4. HSBC Trade Finance Platform
HSBC and ING performed their first viable trade finance transaction on a single blockchain platform for US food and agriculture firm Cargill when a bulk shipment of soybeans was transported from Argentina to Malaysia. The bank issued a letter of credit to ING that backed the shipment.
The exchange of the letter of credit was performed in 24 hours instead of the five-to-10 days it normally takes to complete such exchanges through a paper-based system. Like is the case with the Cargill transaction, the platform enables end-to-end trades between buyers and sellers and their respective banks. It removes the need for paper reconciliation and the updates are instantaneous.
HSBC wants to work with regulators, other financial institutions (FIs) and customs players and bring them on-board.
5. Hong Kong Trade Finance Platform
The Hong Kong Trade Finance Platform (HKTFP) is part of the trade finance blockchains from Asia. Others are the India Trade Connect and the ICI Trade Finance Blockchain platform.
HKTFP was started in December 2016 and is a collaboration between the Hong Kong Monetary Authority (HKMA) and the Monetary Authority of Singapore (MAS), and supported by Deloitte and five of the city’s top banks including HSBC. Some more banks have also joined the network.
It is expected to connect firms and use distributed ledger technology (DLT) to trace global trade flows between Singapore and Hong Kong, reduce the risk of fraudulent activity, increase business transparency, increase operational efficiency and productivity in trade finance.
The platform is expected to launch by early 2019 and will involve over 20 global banks and financial institutions. These include Bank of China (Hong Kong), The Bank of East Asia, Hang Seng Bank and Standard Chartered Bank (Hong Kong).
6. Infosys India Trade Connect
The Infosys India Trade Connect platform is also called India Trade Connect and is being developed by Infosys in partnership with seven private-sector banks. It is targeted at a variety of issues in trade finance including ownership validation, certification of documents and payments.
Banks such as ICICI Bank, Axis Bank, Kotak Mahindra Bank, Yes Bank, IndusInd Bank, RBL Bank, and South Indian Bank are also using the platform to help manage risks in trade and supply chain financing.
7. ICICI Trade Finance Blockchain Platform
The ICICI Trade Finance Blockchain platform, which has already attracted 250 corporate who want to use it to cut cost, increase efficiency, and secure domestic & international trade transactions. It was created by ICICI Bank, which is also collaborating with peer banks and other partners to create a comprehensive ecosystem in the industry using blockchain and to develop common standards in order to advance adoption.

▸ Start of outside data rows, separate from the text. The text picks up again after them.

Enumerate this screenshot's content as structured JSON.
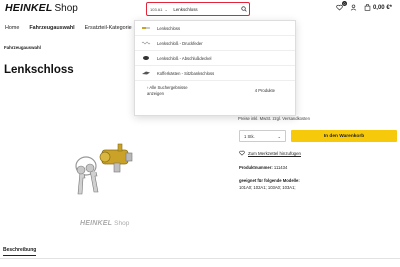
{
  "header": {
    "logo_mark": "HEINKEL",
    "logo_shop": "Shop",
    "wishlist_count": "0",
    "cart_total": "0,00 €*"
  },
  "nav": {
    "items": [
      "Home",
      "Fahrzeugauswahl",
      "Ersatzteil-Kategorie"
    ]
  },
  "breadcrumb": "Fahrzeugauswahl",
  "page_title": "Lenkschloss",
  "search": {
    "model_value": "103 A1",
    "query": "Lenkschloss"
  },
  "dropdown": {
    "suggestions": [
      "Lenkschloss",
      "Lenkschloß - Druckfeder",
      "Lenkschloß - Abschlußdeckel",
      "Kofferkästen - Sitzbankschloss"
    ],
    "all_results_line1": "Alle Suchergebnisse",
    "all_results_line2": "anzeigen",
    "result_count": "4 Produkte"
  },
  "product": {
    "price_note": "Preise inkl. MwSt. zzgl. Versandkosten",
    "qty_value": "1 Stk.",
    "add_to_cart": "In den Warenkorb",
    "wishlist_label": "Zum Merkzettel hinzufügen",
    "prodnum_label": "Produktnummer:",
    "prodnum_value": "111434",
    "models_label": "geeignet für folgende Modelle:",
    "models_value": "101A0; 102A1; 103A0; 103A1;"
  },
  "image_logo": {
    "mark": "HEINKEL",
    "shop": "Shop"
  },
  "tabs": {
    "description": "Beschreibung"
  },
  "colors": {
    "accent_yellow": "#f6c90a",
    "search_border": "#e3253a"
  }
}
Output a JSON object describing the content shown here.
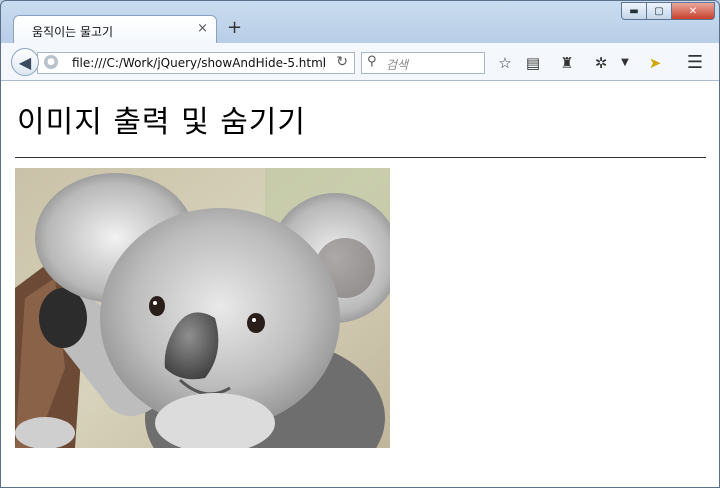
{
  "tab": {
    "title": "움직이는 물고기",
    "close": "×",
    "new_tab": "+"
  },
  "window": {
    "minimize": "▬",
    "maximize": "▢",
    "close": "✕"
  },
  "toolbar": {
    "url": "file:///C:/Work/jQuery/showAndHide-5.html",
    "search_placeholder": "검색"
  },
  "page": {
    "heading": "이미지 출력 및 숨기기"
  },
  "colors": {
    "chrome": "#b9cee7",
    "close_red": "#c8402d",
    "toolbar": "#f4f8fc"
  }
}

In addition to removing and simplifying the paper-intensive trade finance process by bringing counter-parties together on the same platform, it enables decision making in almost real time.
The banks want to also onboard buyers, sellers, logistics partners, insurance companies and other authorities and entities on to the blockchain ecosystem to provide end-to-end digitized trade solutions. As regards piloting, ICICI did it in 2016, becoming the first in India to test a cross-border transfer pilot project on a customized blockchain. During the piloting, it transferred funds in real time from a branch of ICICI Bank in Mumbai, India, to an Emirates NBD branch in Dubai.
It employs distributed and unalterable ledger to digitize the paper-intensive international trade finance process. It also provides parties with the access of information on a single place/source. Not only will organizations have a real-time view of data at one place, but they can also track documentation and authenticate ownership of assets digitally and execute trade finance transaction on a encrypted and secure digital contracts.
Many banks are already using the platform/custom-made blockchain for cross-border remittance for salary payment to employees, domestic vendor payments in another city and to pay for raw materials to domestic channel partners, and many other applications.